Release Date: October 1, 2011
Publisher: Sourcebooks Fire
Review Source: Netgalley
Synopsis: (from Goodreads)
Jasmine Evans knows one thing for sure... people make mistakes. After all, she is one. Jaz is the result of a onenight stand between a black football player and a blonde princess. Having a young mother who didn't raise her, a father who wants nothing to do with her and living in a small-minded town where she's never fit in hasn't been easy. But she's been surviving. Until she sees her mom's new boyfriend making out with her own best friend. When do you forgive people for being human or give up on them forever?
When I finished this novel I thought to myself “How come more people didn’t tell me how awesome Janet Gurtler’s writing is?!”. She totally has my favourite type of contemporary voice, a la Sarah Dessen, Elizabeth Scott, and Deb Caletti. And those three are some of my favourite contemp writers, so that is a massive compliment.
‘If I Tell’ originally intrigued me, but its concept didn’t necessarily appeal to me. I mean, the girl sees her Mom’s boyfriend kissing her best friend?! It sounds pretty sketchy. And, well, it is sketchy, but it’s also not exactly what it seems. I think you can view the whole book based on the “it's not all black and white” theme, one which occurs on two levels. First there’s Jasmine (Jaz) grappling with knowing people and figuring out that people aren’t always what they seem. Then secondly there are literal black and white issues, with Jaz trying to deal with her mixed race heritage in a small town where people who are black and people who are white just don’t mix.
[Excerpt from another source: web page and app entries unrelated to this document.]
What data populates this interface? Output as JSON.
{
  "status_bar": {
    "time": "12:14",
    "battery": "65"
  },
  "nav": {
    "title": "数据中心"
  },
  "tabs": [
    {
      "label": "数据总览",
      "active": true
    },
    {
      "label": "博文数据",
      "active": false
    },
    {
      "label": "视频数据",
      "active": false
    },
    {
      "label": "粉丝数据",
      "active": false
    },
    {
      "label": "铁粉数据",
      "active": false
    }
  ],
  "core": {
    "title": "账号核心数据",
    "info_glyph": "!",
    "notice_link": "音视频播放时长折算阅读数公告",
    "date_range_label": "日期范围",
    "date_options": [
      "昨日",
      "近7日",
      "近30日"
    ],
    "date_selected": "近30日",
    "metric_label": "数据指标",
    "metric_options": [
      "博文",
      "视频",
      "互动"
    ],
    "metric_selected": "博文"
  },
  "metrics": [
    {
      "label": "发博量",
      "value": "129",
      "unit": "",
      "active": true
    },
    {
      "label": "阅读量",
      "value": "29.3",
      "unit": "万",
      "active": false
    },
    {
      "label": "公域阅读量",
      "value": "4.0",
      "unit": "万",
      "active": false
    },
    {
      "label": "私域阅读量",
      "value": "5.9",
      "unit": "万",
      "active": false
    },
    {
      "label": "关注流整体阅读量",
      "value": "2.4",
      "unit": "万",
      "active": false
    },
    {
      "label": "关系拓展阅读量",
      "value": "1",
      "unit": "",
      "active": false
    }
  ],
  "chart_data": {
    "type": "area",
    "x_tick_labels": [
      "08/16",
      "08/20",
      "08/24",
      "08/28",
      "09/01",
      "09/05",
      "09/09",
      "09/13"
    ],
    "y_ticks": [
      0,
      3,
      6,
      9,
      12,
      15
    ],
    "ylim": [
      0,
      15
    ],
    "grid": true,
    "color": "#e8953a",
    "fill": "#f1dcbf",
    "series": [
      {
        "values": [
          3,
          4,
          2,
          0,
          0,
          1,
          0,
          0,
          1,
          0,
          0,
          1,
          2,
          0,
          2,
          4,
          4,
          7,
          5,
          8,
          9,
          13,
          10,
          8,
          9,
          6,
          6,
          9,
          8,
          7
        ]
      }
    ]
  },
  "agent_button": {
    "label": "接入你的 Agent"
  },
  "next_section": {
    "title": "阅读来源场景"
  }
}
Jaz’s identity issues made up a much larger portion of the book than I would have guessed based on the description, but I was very intrigued by the whole scenario. I went to an incredibly racially diverse high school, so it was hard for me to understand why Jaz’s classmates, and even people throughout the town, made such a huge deal out of her being half black and half white. Jaz’s journey to understanding and appreciating her heritage as well as gaining self-esteem was at times difficult to read about, but it was beautifully done.
This book just feels like a perfect example of contemporary YA because it has a little bit of everything. There’s friendship (how cool was Ashley? I loved seeing a character with my name who wasn’t a bitchy cheerleader or ditzy fashionista), romance (Jackson! seriously cute), family, identity issues, and a specific plot point (should Jaz tell?) to wrap the whole thing together. I enjoyed this book so much, and I really felt for Jaz throughout the whole novel. If you’re a fan of contemporary YA, Janet Gurtler is definitely an author to keep an eye on.
Pretty; I like the colouring and the circle aspect of it.
Find If I Tell by Janet Gurtler on Goodreads, Book Depository, & Amazon.